Meanwhile, all four of the mothers I spoke with have navigated pregnancy, birth, and parenting during a world-historic pandemic that has been notoriously difficult for parents. This same period has brought about dramatic inflation and cost of living increases, an ongoing childcare crisis, and shortages of essential goods like formula and infant Tylenol. This last shortage points to yet another ongoing hardship that began hitting the parents of young children last fall—a tripledemic of influenza, COVID, and RSV that has packed children’s hospitals and increased demand for baby Tylenol.

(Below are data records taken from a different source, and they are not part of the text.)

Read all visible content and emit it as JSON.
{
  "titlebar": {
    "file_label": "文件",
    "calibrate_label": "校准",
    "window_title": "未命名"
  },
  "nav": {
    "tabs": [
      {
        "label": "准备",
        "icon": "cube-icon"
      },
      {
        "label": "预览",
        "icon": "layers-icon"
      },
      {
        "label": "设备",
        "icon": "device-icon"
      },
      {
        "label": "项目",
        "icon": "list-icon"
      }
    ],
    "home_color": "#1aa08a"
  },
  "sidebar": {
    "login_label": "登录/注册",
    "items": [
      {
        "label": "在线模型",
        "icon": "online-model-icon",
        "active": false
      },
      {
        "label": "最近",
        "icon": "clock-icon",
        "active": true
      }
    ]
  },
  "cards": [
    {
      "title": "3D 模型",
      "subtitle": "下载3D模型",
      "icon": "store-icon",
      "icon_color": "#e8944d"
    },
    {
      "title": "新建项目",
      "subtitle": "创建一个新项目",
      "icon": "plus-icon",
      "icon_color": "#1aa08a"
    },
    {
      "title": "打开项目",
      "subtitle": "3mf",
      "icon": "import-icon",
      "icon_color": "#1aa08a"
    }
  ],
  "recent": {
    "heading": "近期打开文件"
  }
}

But while lawmakers see fit to leave a ban in place that intervenes in families’ reproductive healthcare decisions, there’s been little intervention to solve any of these problems or provide additional support to those who need it. Instead, families are left to navigate the hurdles as best they can on their own. In so many ways, the difficult circumstances facing families right now, and the lack of meaningful government response, reveal the hollow aims of the “pro-life” movement. In a post-Roe state, where the wildest fantasies of anti-abortion activists and politicians have come true, parents, families, and even children themselves are not being treated in ways that might indicate they’re held sacred. Any pretense that banning abortion was about making the world a better place has fallen flat.